The mercy to forgive: The parable depicts the father’s mercy in rich detail: running to meet his son, wrapping him in an embrace, dressing him in new clothes, and ordering a celebration. The prodigal hardly has the opportunity to utter the words he’s been rehearsing on his way home: “I am no longer worthy to be called your son . . .” (Luke 15:19) The prodigal’s return is a humble admission of guilt and a desire for forgiveness. A remarkable aspect of the parable is what it doesn’t include. The father shows no anger, and he doesn’t lecture his son. There’s no: “I hope you’ve learned your lesson.” The father doesn’t punish the prodigal or demand a penance. The son has endured the intrinsic consequences of his actions, and he has suffered enough. The father simply receives him with the gift of mercy, a forgiveness that can’t be earned, and a love that knows no bounds.

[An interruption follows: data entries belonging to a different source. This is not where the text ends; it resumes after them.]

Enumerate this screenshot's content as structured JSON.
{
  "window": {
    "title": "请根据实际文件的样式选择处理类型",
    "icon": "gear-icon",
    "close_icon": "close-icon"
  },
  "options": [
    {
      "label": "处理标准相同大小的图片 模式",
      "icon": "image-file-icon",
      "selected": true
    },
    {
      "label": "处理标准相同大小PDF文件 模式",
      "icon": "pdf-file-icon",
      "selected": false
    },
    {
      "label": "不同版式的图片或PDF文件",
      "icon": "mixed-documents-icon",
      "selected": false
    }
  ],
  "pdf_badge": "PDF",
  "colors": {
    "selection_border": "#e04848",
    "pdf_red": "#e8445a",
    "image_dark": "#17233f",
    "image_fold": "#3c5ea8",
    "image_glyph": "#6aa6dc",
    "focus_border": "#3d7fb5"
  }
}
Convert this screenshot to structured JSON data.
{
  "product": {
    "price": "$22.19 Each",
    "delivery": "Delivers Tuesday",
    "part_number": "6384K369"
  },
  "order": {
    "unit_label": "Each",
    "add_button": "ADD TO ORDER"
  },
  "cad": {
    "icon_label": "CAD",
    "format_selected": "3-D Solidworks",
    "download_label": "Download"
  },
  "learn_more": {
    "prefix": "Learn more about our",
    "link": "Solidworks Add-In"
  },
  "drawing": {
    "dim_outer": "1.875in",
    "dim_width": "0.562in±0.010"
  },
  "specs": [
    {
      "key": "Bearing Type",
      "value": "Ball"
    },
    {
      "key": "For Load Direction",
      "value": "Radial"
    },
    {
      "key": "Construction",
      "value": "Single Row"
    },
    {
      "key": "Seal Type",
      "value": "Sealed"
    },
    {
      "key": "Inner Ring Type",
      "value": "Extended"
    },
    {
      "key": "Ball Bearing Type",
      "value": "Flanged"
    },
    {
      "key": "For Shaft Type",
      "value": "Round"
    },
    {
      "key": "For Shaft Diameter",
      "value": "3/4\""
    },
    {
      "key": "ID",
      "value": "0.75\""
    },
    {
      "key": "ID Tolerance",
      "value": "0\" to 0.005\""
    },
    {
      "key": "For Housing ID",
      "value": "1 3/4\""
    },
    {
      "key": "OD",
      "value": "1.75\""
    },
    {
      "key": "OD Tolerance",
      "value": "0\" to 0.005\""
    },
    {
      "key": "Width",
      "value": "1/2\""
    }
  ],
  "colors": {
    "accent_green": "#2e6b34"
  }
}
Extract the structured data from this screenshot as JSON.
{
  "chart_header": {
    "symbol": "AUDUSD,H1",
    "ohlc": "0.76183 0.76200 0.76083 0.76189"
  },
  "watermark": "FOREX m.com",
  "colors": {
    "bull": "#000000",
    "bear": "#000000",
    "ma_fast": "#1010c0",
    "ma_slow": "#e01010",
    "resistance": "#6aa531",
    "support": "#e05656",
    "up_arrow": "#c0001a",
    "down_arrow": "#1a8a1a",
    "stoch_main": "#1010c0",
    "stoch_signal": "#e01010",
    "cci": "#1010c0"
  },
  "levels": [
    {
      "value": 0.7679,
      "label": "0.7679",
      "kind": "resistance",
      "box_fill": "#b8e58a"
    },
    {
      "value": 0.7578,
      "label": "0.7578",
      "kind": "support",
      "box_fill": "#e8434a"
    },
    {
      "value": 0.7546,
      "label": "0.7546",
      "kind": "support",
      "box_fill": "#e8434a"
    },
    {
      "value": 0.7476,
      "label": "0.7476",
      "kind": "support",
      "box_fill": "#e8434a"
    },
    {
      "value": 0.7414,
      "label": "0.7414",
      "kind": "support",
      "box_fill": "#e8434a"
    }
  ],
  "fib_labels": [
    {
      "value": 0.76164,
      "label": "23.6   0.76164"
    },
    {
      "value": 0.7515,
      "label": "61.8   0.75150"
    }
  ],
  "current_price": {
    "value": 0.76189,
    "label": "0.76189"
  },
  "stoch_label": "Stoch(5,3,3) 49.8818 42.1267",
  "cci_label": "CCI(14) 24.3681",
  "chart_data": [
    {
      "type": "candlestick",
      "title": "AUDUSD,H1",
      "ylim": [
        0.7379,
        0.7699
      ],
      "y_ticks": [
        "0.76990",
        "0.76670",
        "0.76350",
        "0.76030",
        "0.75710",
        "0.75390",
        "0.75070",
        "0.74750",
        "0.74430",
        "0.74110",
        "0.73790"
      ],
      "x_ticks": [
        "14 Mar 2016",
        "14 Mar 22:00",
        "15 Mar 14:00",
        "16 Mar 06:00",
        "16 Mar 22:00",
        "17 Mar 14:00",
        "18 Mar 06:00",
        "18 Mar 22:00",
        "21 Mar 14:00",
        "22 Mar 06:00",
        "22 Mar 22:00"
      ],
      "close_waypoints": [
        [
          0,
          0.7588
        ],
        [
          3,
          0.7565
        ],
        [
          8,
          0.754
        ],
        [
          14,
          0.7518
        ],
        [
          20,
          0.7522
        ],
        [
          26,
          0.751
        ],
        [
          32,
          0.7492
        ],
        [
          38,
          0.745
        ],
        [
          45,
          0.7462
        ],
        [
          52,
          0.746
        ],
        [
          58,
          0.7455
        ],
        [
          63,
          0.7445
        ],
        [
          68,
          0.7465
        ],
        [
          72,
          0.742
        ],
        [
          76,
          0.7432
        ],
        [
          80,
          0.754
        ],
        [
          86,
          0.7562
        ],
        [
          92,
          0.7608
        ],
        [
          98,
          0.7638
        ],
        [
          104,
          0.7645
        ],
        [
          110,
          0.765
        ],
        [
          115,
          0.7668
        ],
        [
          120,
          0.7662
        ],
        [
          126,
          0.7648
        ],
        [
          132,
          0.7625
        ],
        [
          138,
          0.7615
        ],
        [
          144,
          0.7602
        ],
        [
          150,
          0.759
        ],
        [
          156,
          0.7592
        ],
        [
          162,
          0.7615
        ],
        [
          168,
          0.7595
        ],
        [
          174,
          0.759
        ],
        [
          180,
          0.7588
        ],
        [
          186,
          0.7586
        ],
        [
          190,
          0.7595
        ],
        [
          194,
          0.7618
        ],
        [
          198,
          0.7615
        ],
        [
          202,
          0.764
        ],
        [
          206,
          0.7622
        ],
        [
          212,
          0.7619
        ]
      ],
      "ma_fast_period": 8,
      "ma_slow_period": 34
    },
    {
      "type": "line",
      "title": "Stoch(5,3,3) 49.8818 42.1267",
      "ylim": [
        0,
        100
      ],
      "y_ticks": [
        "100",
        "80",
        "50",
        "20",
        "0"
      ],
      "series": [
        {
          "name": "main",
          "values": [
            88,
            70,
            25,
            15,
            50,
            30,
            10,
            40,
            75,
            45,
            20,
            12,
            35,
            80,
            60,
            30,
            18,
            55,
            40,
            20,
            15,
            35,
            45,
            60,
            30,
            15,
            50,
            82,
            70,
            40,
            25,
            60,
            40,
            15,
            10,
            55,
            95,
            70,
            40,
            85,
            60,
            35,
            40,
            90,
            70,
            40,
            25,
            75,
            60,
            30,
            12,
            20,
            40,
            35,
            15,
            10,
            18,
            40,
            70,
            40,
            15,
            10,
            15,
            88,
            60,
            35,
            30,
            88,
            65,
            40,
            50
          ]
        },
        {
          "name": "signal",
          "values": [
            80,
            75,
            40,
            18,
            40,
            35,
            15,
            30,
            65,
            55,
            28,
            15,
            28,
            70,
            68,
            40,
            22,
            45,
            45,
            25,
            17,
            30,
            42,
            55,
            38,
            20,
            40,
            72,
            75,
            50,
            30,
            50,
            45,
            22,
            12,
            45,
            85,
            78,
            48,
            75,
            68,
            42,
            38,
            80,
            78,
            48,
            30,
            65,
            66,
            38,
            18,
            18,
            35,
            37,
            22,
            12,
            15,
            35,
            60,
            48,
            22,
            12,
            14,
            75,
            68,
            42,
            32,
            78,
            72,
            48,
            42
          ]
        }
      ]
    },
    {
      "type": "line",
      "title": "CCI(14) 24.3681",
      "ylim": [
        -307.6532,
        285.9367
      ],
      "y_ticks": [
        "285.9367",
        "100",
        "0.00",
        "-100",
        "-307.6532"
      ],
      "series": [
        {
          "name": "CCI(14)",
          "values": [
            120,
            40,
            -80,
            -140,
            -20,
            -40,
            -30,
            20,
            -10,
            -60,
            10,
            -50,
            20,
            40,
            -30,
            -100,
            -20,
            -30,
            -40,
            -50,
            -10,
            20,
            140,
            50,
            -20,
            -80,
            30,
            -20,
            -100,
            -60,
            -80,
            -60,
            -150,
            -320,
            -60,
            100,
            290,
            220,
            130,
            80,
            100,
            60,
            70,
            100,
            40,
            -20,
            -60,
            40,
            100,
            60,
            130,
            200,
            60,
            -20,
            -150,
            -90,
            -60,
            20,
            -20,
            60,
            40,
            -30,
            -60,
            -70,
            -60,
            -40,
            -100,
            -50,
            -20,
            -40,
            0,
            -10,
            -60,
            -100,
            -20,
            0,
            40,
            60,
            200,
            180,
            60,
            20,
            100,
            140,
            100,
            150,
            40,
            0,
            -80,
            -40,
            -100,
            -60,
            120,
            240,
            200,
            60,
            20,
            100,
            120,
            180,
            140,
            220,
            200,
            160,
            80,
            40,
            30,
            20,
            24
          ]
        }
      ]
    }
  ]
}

Cultivating a heart like the father’s urges us to gift others with mercy and forgiveness. When we have suffered a wrong, it’s easy to respond with anger, paybacks, and getting even. These are the tendencies of the older brother, and I know them well. Sadly, such responses perpetuate the cycle of wounding and alienation. Mercy and forgiveness break the cycle. When Jesus urges us to love our enemies, he is urging us to cultivate a heart like the forgiving father’s. He is asking us to break the cycle of wounding and violence by extending mercy, forgiveness, and love.

The love to endure suffering: The father’s heart comes with a cost: the willingness to endure the suffering that love requires. In the parable, he is confronted with the arrogant demand of his younger son: “give me the share of the property that will belong to me.” (Luke 15:12) The father suffers rejection and abandonment when his son takes his inheritance, turns his back on his father, and leaves home. The father experiences grief and loss of one who has lost his son. In the midst of so many things that could breed bitterness and anger, somehow the father finds the strength to endure the suffering that love requires.

Cultivating a heart like the father’s requires enduring suffering. Every commitment to love is an embrace of the unknown. It brings gifts and blessings, but it also includes unexpected suffering. Marriage vows remind us that the commitment to love involves better or worse, richer and poorer, sickness and health. Cultivating the father’s heart requires bearing the cost of love: embracing self-sacrifice, putting those we love first, and remaining faithful whatever our commitment to love asks of us.

Some scripture scholars suggest we use the wrong name for this parable. They suggest calling it the parable of the forgiving father rather than the prodigal son. The clear intent of the parable is to describe God’s mercy, forgiveness, and love. The father waits for his son’s return, runs to meet him, embraces him with forgiveness, and celebrates his return. The parable upends any notion that God is like the hard-hearted older brother – resentful, angry, unwilling to forgive, refusing to celebrate. As we reflect on this parable and live it in our own lives, it urges us to deepen our understanding of what God is like. It also calls us to cultivate a heart like the forgiving father’s: learning the patience to wait, the mercy to forgive, and the love to endure suffering.

Questions to Ponder

Here are some questions to help you ponder the meaning of the parable of the forgiving father in your own life.

  • As the parable unfolds, in what ways do you identify with:
    • The prodigal?
    • The father?
    • The older brother?
  • As you reflect on the parable, in what ways does it describe your understanding of what God is like?
    • Is your notion of God like Jesus’ description of the forgiving father?
    • Is your notion of God like Jesus’ description of the older brother?
    • Is your notion of God some mix of the two? Or is it something else entirely?
  • In what way does the parable invite you to cultivate a heart like the forgiving father’s by learning:
    • The patience to wait?
    • The mercy to forgive?
    • The love to endure suffering?